Records from a data source:
********

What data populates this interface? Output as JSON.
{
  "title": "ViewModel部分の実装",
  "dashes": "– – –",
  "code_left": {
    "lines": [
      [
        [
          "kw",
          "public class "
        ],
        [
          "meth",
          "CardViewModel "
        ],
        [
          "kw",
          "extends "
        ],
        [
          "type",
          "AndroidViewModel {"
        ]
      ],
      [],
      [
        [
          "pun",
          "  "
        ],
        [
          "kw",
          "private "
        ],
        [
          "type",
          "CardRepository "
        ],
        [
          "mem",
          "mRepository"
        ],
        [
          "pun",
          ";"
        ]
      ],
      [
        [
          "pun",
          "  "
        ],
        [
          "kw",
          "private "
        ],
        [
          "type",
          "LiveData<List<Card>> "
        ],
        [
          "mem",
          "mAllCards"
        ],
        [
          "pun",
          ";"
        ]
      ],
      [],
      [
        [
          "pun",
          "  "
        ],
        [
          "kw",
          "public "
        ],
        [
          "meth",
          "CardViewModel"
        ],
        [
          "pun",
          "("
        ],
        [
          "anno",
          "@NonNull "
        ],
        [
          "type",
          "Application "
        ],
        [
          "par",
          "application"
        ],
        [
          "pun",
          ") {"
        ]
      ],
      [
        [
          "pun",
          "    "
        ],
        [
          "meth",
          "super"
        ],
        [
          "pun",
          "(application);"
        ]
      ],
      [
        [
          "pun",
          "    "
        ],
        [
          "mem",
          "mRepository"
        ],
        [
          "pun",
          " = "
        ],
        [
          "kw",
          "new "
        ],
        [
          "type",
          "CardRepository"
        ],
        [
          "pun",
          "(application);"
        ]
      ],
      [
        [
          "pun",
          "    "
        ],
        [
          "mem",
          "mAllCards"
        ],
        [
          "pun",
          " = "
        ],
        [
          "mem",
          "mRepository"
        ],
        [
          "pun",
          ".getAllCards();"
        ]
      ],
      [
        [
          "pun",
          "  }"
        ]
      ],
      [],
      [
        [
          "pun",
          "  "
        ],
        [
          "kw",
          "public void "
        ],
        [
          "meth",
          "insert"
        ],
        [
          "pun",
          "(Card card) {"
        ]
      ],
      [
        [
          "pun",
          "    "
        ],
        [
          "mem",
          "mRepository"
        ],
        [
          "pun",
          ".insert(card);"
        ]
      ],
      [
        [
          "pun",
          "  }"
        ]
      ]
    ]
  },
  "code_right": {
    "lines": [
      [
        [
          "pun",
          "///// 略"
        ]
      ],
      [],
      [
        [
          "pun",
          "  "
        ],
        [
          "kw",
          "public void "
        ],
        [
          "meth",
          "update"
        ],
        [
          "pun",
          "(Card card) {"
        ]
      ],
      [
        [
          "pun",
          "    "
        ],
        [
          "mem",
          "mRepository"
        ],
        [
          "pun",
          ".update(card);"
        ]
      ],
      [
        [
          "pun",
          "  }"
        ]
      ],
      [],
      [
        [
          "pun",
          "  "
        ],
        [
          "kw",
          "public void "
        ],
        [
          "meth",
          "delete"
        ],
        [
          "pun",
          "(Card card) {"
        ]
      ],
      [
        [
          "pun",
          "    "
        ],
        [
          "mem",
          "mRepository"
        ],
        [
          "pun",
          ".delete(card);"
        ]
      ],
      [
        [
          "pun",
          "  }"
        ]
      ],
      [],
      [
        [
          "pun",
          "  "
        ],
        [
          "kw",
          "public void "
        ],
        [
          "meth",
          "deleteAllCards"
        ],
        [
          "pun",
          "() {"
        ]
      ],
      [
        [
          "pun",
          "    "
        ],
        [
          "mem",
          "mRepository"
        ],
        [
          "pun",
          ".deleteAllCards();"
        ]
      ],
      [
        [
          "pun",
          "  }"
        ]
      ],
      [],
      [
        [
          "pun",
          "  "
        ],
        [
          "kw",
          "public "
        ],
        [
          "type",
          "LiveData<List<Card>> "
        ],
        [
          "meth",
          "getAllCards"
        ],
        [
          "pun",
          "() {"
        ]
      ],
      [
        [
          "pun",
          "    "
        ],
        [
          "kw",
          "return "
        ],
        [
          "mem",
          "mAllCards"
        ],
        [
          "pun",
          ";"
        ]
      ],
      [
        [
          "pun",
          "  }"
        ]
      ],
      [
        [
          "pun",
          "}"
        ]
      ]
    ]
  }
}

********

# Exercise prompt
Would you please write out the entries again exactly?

# Reply
What data populates this interface? Output as JSON.
{
  "title": "ViewModel部分の実装",
  "dashes": "– – –",
  "code_left": {
    "lines": [
      [
        [
          "kw",
          "public class "
        ],
        [
          "meth",
          "CardViewModel "
        ],
        [
          "kw",
          "extends "
        ],
        [
          "type",
          "AndroidViewModel {"
        ]
      ],
      [],
      [
        [
          "pun",
          "  "
        ],
        [
          "kw",
          "private "
        ],
        [
          "type",
          "CardRepository "
        ],
        [
          "mem",
          "mRepository"
        ],
        [
          "pun",
          ";"
        ]
      ],
      [
        [
          "pun",
          "  "
        ],
        [
          "kw",
          "private "
        ],
        [
          "type",
          "LiveData<List<Card>> "
        ],
        [
          "mem",
          "mAllCards"
        ],
        [
          "pun",
          ";"
        ]
      ],
      [],
      [
        [
          "pun",
          "  "
        ],
        [
          "kw",
          "public "
        ],
        [
          "meth",
          "CardViewModel"
        ],
        [
          "pun",
          "("
        ],
        [
          "anno",
          "@NonNull "
        ],
        [
          "type",
          "Application "
        ],
        [
          "par",
          "application"
        ],
        [
          "pun",
          ") {"
        ]
      ],
      [
        [
          "pun",
          "    "
        ],
        [
          "meth",
          "super"
        ],
        [
          "pun",
          "(application);"
        ]
      ],
      [
        [
          "pun",
          "    "
        ],
        [
          "mem",
          "mRepository"
        ],
        [
          "pun",
          " = "
        ],
        [
          "kw",
          "new "
        ],
        [
          "type",
          "CardRepository"
        ],
        [
          "pun",
          "(application);"
        ]
      ],
      [
        [
          "pun",
          "    "
        ],
        [
          "mem",
          "mAllCards"
        ],
        [
          "pun",
          " = "
        ],
        [
          "mem",
          "mRepository"
        ],
        [
          "pun",
          ".getAllCards();"
        ]
      ],
      [
        [
          "pun",
          "  }"
        ]
      ],
      [],
      [
        [
          "pun",
          "  "
        ],
        [
          "kw",
          "public void "
        ],
        [
          "meth",
          "insert"
        ],
        [
          "pun",
          "(Card card) {"
        ]
      ],
      [
        [
          "pun",
          "    "
        ],
        [
          "mem",
          "mRepository"
        ],
        [
          "pun",
          ".insert(card);"
        ]
      ],
      [
        [
          "pun",
          "  }"
        ]
      ]
    ]
  },
  "code_right": {
    "lines": [
      [
        [
          "pun",
          "///// 略"
        ]
      ],
      [],
      [
        [
          "pun",
          "  "
        ],
        [
          "kw",
          "public void "
        ],
        [
          "meth",
          "update"
        ],
        [
          "pun",
          "(Card card) {"
        ]
      ],
      [
        [
          "pun",
          "    "
        ],
        [
          "mem",
          "mRepository"
        ],
        [
          "pun",
          ".update(card);"
        ]
      ],
      [
        [
          "pun",
          "  }"
        ]
      ],
      [],
      [
        [
          "pun",
          "  "
        ],
        [
          "kw",
          "public void "
        ],
        [
          "meth",
          "delete"
        ],
        [
          "pun",
          "(Card card) {"
        ]
      ],
      [
        [
          "pun",
          "    "
        ],
        [
          "mem",
          "mRepository"
        ],
        [
          "pun",
          ".delete(card);"
        ]
      ],
      [
        [
          "pun",
          "  }"
        ]
      ],
      [],
      [
        [
          "pun",
          "  "
        ],
        [
          "kw",
          "public void "
        ],
        [
          "meth",
          "deleteAllCards"
        ],
        [
          "pun",
          "() {"
        ]
      ],
      [
        [
          "pun",
          "    "
        ],
        [
          "mem",
          "mRepository"
        ],
        [
          "pun",
          ".deleteAllCards();"
        ]
      ],
      [
        [
          "pun",
          "  }"
        ]
      ],
      [],
      [
        [
          "pun",
          "  "
        ],
        [
          "kw",
          "public "
        ],
        [
          "type",
          "LiveData<List<Card>> "
        ],
        [
          "meth",
          "getAllCards"
        ],
        [
          "pun",
          "() {"
        ]
      ],
      [
        [
          "pun",
          "    "
        ],
        [
          "kw",
          "return "
        ],
        [
          "mem",
          "mAllCards"
        ],
        [
          "pun",
          ";"
        ]
      ],
      [
        [
          "pun",
          "  }"
        ]
      ],
      [
        [
          "pun",
          "}"
        ]
      ]
    ]
  }
}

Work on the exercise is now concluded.